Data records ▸
+ + + +
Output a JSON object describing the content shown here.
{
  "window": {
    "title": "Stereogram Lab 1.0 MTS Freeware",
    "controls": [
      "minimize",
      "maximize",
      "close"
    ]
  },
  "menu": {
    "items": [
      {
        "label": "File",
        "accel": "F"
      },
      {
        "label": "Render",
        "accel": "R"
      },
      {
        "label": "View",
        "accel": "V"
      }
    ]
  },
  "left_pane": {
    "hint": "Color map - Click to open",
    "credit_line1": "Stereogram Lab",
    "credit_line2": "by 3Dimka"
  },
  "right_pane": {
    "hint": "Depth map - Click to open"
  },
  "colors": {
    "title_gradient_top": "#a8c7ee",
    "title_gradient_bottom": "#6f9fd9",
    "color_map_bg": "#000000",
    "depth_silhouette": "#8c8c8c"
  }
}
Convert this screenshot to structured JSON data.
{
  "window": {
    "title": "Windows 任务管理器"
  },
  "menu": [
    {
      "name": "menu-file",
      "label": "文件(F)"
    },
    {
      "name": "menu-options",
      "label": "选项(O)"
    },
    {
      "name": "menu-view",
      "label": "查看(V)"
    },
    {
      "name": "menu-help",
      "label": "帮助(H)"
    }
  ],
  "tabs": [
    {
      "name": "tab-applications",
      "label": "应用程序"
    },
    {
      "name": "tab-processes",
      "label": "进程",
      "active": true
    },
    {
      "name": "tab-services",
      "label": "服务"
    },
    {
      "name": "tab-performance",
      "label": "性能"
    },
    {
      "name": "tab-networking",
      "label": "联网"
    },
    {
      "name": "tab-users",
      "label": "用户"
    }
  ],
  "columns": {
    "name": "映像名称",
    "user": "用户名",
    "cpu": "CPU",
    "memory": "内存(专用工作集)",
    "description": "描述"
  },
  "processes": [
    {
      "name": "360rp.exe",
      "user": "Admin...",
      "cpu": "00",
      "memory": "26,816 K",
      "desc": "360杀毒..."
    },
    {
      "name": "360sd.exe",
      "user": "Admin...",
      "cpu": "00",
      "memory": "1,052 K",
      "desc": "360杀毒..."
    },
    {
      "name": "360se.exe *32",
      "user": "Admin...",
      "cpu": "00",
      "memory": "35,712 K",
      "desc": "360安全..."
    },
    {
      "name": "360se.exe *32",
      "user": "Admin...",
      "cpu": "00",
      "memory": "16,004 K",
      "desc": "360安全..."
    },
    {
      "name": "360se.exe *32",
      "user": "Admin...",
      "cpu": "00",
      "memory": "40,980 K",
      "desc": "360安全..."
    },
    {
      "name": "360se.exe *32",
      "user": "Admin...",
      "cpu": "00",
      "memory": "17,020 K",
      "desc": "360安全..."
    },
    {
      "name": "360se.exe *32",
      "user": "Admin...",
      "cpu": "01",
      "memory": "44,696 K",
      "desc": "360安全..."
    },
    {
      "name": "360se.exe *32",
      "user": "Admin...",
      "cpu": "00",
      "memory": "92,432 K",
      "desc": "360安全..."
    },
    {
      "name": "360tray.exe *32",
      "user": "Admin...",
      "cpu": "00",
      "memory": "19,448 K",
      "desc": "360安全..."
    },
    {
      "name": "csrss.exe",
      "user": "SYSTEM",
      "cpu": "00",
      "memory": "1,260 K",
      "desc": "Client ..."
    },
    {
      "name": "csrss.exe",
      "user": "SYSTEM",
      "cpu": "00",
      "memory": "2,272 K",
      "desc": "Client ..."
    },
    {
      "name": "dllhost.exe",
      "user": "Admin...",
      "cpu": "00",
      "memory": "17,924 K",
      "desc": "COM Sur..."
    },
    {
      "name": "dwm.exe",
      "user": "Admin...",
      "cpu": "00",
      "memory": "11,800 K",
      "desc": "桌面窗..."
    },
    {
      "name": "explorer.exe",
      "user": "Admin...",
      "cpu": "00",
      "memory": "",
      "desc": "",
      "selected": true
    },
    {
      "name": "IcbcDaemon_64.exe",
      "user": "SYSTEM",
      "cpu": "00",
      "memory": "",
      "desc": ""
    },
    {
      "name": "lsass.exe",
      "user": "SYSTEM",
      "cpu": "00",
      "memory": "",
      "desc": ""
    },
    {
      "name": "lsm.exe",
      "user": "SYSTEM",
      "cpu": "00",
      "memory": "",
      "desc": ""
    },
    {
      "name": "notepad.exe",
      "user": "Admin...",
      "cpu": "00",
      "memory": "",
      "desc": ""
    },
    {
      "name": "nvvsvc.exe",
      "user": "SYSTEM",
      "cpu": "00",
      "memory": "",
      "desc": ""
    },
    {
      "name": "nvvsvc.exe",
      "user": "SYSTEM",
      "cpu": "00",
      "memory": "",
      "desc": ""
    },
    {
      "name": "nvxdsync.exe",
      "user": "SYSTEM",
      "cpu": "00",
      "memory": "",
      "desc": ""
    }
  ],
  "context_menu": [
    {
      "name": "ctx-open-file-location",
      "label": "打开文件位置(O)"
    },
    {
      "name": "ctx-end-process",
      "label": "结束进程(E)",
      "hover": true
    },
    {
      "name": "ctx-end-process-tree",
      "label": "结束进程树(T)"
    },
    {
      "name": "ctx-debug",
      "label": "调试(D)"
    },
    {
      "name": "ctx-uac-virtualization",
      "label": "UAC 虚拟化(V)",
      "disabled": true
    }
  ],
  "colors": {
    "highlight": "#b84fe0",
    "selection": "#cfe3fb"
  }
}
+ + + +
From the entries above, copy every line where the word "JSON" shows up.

Output a JSON object describing the content shown here.
Convert this screenshot to structured JSON data.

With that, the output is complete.